Now I had 2 more blocks to make. I did this method by actually sewing the individual 6-inch squares together to make the nine-patch. Remember the extra strip I had after I made the "panels"? Well, now I cut them into individual squares - 7 squares from each strip. Those added with the single squares I cut of each print made the 8 squares I needed of the animal print and polka dot print to make the last two nine-patch blocks. From the purple print wof strip, I cut 7 squares. I had to cut 2 more single 6 - inch squares to make the 9 squares I needed of the purple print.
Since the other blocks had been made with panels, I sewed these smaller individual squares together the same way. In other words I sewed the block together to make vertical strips and then sewed them together to make the nine-patch and pressed the seams the same way as the larger blocks...away from the polka dot print.
With the 9 nine-patch blocks made, I was ready to cut them vertically down the center panel ...

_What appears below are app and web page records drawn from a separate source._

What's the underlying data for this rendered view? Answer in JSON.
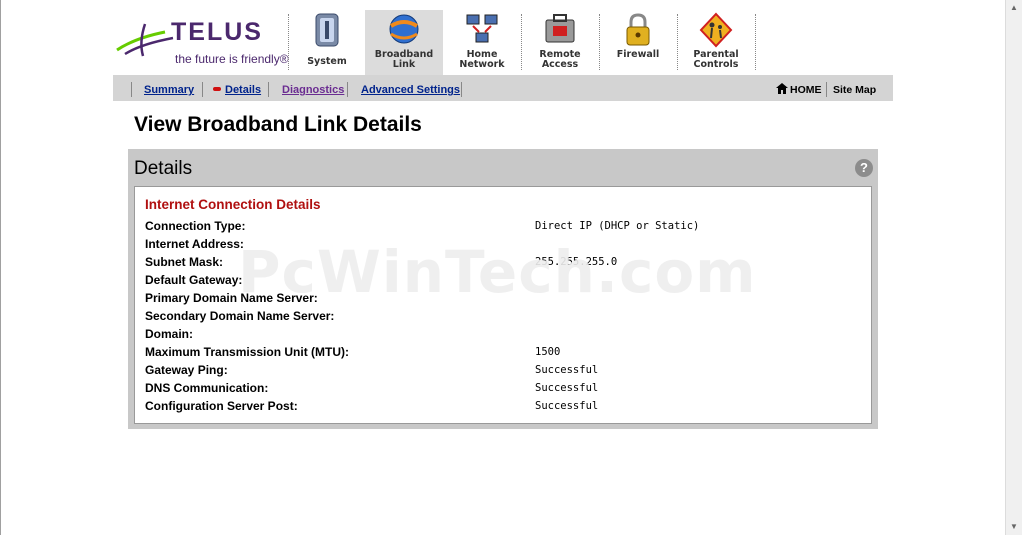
{
  "header": {
    "brand": "TELUS",
    "tagline": "the future is friendly®"
  },
  "nav": {
    "items": [
      {
        "label_line1": "System",
        "label_line2": "",
        "icon": "system-icon"
      },
      {
        "label_line1": "Broadband",
        "label_line2": "Link",
        "icon": "broadband-globe-icon"
      },
      {
        "label_line1": "Home",
        "label_line2": "Network",
        "icon": "network-computers-icon"
      },
      {
        "label_line1": "Remote",
        "label_line2": "Access",
        "icon": "remote-access-toolbox-icon"
      },
      {
        "label_line1": "Firewall",
        "label_line2": "",
        "icon": "padlock-icon"
      },
      {
        "label_line1": "Parental",
        "label_line2": "Controls",
        "icon": "parental-sign-icon"
      }
    ],
    "active": "Broadband Link"
  },
  "subnav": {
    "links": [
      "Summary",
      "Details",
      "Diagnostics",
      "Advanced Settings"
    ],
    "home": "HOME",
    "sitemap": "Site Map"
  },
  "page_title": "View Broadband Link Details",
  "panel": {
    "title": "Details",
    "help": "?",
    "section_title": "Internet Connection Details",
    "rows": [
      {
        "label": "Connection Type:",
        "value": "Direct IP (DHCP or Static)"
      },
      {
        "label": "Internet Address:",
        "value": ""
      },
      {
        "label": "Subnet Mask:",
        "value": "255.255.255.0"
      },
      {
        "label": "Default Gateway:",
        "value": ""
      },
      {
        "label": "Primary Domain Name Server:",
        "value": ""
      },
      {
        "label": "Secondary Domain Name Server:",
        "value": ""
      },
      {
        "label": "Domain:",
        "value": ""
      },
      {
        "label": "Maximum Transmission Unit (MTU):",
        "value": "1500"
      },
      {
        "label": "Gateway Ping:",
        "value": "Successful"
      },
      {
        "label": "DNS Communication:",
        "value": "Successful"
      },
      {
        "label": "Configuration Server Post:",
        "value": "Successful"
      }
    ]
  },
  "watermark": "PcWinTech.com",
  "colors": {
    "brand_purple": "#4b286d",
    "brand_green": "#66cc00",
    "link_blue": "#00238c",
    "section_red": "#b01010",
    "panel_gray": "#c8c8c8"
  }
}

To make sure I was cutting down the center, I lined up the seam with the 2-3/4 inch mark on the ruler.
Once they were all cut I ended up with 36 "quarters".
I squared them up by checking the size of the purple square and trimming off any excess.
The next step was to lay them all out in the pattern I had chosen...at least what my dining room table would hold.
Of all of the arrangements I made that day almost three years ago, this is the easiest one because you don't have any seams to match except the middle/center ones. With pressing the seams as I described, those two seams will "nest" neatly together.
The pattern will look different because of the prints you chose and of course because you are adding more blocks with it. I see so many different patterns when I see the whole top made.
This is another one I am anxious to try. I will let you know how it turns out.
MATERIAL AMOUNTS TO COMPLETE THE QUILT
3 prints/solids - 43-45 inch wide
1st print/solid - 1-1/8 yds
2nd print/solid - 1-1/8 yds
3rd print/solid - 3/8 yds
These amounts will work for up to 6 - inch cut squares. The quilt top will measure 48 inches x 48 inches using 6 - inch cut squares. If you want it smaller, cut the strips and squares 5-1/2 inches. This will make a quilt top about 43-1/2 inches x 43-1/2 inches.
If using a 6 - inch cut strip/squares, the larger quilt top will require backing fabric that is 54 inches wide (1-1/2 yards of fabric) or if using 43-45 inch wide material, you will have to have twice the length of the quilt top or 2-3/4 yards of fabric.
If using a 5-1/2 - inch cut strip/squares AND the fabric is 44 - 45 inches wide, you can probably get by with just 1-1/3 yards of fabric for the backing. This means you would have a one-piece backing and no seam. If the finished quilt top is slightly larger than the backing fabric, I have trimmed/cut the quilt top slightly so it will fit without having to piece the backing (my preference for a smaller quilt).
1/2 yard of fabric - 43 - 45 inches wide
1 piece 50 x 50 inches.
I have tried to make these directions easy to follow. If you have any questions, please don't hesitate to leave a comment or you can email me for more detailed instructions.